Items from an interface collection:
= = = =

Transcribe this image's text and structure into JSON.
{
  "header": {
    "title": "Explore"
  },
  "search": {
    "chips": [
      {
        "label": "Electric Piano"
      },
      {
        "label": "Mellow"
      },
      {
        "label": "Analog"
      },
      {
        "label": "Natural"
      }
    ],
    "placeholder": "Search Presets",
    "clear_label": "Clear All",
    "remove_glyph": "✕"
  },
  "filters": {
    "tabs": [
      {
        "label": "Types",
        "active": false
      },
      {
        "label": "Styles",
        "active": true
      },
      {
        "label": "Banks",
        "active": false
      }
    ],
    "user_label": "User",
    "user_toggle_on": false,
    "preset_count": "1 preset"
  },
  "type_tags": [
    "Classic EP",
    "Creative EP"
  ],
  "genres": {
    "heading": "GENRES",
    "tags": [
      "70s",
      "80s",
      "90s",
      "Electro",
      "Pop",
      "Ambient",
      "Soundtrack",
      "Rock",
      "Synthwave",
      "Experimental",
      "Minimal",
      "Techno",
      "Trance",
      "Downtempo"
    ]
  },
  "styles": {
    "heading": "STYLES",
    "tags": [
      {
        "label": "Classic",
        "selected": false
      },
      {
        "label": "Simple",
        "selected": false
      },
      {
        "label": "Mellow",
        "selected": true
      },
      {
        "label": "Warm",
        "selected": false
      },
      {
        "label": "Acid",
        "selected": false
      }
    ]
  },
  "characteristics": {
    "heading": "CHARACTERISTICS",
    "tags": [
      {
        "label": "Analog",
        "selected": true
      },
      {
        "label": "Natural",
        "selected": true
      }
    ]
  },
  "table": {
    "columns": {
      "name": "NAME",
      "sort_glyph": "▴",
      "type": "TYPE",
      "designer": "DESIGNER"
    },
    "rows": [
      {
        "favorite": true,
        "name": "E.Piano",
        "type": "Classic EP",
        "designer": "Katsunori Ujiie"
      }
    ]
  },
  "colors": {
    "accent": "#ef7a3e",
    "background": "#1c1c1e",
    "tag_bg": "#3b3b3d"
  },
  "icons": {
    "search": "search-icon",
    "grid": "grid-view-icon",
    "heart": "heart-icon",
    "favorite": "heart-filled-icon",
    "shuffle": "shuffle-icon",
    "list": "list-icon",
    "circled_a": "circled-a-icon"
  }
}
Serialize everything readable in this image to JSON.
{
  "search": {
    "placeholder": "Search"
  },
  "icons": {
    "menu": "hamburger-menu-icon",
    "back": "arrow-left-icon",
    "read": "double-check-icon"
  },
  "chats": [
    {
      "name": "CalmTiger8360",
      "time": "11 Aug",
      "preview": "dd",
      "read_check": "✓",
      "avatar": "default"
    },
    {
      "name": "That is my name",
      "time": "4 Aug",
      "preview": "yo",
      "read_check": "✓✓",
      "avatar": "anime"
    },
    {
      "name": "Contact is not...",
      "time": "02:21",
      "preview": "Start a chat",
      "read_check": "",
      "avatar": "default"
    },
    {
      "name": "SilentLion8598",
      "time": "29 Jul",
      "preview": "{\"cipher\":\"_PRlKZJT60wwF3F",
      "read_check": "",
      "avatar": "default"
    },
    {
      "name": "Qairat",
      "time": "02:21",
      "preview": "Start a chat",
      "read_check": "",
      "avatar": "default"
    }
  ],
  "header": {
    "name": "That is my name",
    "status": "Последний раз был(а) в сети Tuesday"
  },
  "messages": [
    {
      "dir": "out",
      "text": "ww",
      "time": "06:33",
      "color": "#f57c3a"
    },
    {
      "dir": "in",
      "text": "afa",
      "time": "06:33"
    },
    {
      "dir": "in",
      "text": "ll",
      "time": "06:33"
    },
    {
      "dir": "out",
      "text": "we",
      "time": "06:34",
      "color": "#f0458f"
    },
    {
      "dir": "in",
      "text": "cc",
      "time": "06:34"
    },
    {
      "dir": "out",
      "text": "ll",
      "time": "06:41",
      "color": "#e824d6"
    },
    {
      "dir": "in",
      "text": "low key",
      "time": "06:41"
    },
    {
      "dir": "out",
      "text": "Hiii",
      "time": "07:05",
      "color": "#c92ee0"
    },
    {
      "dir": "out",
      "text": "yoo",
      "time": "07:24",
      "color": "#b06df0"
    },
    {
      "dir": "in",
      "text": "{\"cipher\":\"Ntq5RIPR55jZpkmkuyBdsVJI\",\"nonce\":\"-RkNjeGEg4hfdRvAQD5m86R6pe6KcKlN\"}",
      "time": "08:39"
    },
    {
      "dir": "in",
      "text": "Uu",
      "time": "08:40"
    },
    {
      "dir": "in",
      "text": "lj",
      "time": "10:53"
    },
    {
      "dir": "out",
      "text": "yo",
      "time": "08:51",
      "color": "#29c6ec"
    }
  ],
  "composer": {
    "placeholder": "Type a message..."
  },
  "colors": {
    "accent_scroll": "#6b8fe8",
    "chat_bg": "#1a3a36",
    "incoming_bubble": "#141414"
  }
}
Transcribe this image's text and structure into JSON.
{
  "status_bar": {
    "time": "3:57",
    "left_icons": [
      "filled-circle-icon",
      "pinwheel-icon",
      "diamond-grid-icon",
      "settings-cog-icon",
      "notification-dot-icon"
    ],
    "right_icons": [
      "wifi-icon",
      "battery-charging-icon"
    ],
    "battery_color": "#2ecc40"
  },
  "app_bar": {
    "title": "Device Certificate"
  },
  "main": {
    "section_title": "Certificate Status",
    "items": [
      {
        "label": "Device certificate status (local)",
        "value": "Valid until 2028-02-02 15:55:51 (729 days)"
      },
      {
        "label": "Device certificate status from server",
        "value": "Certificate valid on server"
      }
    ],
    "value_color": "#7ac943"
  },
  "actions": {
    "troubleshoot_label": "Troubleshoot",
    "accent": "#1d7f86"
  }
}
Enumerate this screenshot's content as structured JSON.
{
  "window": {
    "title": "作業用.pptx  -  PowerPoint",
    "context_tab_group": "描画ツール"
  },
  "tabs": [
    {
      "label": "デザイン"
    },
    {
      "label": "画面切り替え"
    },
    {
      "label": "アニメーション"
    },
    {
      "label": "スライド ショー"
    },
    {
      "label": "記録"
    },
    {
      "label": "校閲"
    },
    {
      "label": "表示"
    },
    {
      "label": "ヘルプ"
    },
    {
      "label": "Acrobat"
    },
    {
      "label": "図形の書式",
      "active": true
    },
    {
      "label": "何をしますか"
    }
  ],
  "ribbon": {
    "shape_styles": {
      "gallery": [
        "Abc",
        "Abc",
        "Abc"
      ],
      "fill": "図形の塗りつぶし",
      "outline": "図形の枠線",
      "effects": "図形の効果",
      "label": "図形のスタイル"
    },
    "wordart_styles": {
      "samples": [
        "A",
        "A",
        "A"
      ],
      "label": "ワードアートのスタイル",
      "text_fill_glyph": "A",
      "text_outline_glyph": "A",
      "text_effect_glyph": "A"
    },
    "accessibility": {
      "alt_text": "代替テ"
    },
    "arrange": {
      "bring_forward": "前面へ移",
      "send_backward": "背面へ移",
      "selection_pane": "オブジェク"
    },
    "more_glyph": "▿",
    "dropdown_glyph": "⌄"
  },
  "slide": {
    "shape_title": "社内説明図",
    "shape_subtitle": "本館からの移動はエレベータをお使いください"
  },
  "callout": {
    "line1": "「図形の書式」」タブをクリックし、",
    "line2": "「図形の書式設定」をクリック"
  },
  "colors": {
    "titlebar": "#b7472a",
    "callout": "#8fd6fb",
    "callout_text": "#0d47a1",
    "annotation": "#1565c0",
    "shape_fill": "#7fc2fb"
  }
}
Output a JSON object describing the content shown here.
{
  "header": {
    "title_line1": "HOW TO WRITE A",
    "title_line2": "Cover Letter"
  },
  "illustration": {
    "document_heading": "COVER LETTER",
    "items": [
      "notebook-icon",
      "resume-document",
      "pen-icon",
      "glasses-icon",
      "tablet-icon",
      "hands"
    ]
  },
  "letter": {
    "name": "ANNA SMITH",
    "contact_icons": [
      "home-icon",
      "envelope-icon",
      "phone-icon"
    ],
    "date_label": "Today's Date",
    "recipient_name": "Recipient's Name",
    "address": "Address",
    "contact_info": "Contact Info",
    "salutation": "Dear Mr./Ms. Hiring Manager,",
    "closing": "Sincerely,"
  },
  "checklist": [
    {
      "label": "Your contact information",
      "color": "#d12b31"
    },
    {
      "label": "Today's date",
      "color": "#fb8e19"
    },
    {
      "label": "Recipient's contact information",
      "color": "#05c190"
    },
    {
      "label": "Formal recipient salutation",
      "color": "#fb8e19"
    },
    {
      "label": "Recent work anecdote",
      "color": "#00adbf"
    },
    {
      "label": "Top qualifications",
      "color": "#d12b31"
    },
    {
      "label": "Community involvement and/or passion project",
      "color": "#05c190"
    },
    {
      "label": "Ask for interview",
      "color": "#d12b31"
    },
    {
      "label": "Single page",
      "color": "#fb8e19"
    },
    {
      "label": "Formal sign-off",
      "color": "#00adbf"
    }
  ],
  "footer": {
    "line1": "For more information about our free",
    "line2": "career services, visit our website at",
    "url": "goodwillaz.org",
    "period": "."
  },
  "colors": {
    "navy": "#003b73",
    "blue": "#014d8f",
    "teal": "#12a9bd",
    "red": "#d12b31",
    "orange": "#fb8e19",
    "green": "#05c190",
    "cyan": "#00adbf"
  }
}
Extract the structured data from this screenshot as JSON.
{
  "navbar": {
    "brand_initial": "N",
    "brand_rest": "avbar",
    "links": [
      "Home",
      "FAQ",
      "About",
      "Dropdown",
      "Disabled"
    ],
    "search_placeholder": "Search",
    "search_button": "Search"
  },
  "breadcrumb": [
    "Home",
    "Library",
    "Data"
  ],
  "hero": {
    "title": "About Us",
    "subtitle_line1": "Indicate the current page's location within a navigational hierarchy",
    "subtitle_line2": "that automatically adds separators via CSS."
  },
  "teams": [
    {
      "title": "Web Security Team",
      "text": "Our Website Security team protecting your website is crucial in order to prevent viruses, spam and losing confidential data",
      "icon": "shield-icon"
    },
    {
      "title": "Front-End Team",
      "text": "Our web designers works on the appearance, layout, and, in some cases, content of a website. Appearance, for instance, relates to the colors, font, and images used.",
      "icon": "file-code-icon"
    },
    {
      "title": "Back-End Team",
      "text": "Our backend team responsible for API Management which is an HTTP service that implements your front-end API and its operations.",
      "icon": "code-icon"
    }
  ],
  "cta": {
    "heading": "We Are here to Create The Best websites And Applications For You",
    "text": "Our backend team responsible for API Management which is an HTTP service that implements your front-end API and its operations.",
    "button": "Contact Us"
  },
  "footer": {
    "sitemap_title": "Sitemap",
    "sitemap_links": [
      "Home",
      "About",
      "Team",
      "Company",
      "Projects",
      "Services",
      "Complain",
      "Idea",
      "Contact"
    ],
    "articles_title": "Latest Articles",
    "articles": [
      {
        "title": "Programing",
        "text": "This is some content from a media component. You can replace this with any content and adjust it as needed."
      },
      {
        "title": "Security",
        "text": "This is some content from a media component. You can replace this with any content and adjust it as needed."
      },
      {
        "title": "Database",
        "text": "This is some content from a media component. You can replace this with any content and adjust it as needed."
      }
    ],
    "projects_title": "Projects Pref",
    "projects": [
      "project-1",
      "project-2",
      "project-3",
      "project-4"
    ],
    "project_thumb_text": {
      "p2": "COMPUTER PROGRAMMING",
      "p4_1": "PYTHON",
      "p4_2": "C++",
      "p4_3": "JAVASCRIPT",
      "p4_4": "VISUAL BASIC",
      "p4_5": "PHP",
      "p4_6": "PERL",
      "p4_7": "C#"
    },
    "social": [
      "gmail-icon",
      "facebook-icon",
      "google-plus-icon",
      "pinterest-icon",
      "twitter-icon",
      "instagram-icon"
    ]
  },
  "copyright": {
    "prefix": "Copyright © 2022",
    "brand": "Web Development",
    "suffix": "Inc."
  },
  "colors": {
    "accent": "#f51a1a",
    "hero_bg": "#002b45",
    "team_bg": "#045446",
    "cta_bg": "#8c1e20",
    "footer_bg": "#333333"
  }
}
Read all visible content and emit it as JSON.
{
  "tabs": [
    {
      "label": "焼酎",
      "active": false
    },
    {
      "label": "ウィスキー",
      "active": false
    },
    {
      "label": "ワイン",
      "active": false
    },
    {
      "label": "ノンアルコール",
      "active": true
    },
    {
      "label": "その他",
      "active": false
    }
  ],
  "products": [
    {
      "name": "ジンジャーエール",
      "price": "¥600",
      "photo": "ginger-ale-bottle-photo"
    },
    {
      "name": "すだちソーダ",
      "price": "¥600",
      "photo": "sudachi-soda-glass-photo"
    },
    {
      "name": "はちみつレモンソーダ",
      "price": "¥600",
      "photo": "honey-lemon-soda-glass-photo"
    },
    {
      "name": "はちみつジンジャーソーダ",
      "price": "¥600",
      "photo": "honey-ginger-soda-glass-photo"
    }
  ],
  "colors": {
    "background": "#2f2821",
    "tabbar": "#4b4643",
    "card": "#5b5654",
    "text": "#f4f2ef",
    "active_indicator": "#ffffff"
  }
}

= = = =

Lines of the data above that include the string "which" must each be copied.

      "text": "Our backend team responsible for API Management which is an HTTP service that implements your front-end API and its operations.",
    "text": "Our backend team responsible for API Management which is an HTTP service that implements your front-end API and its operations.",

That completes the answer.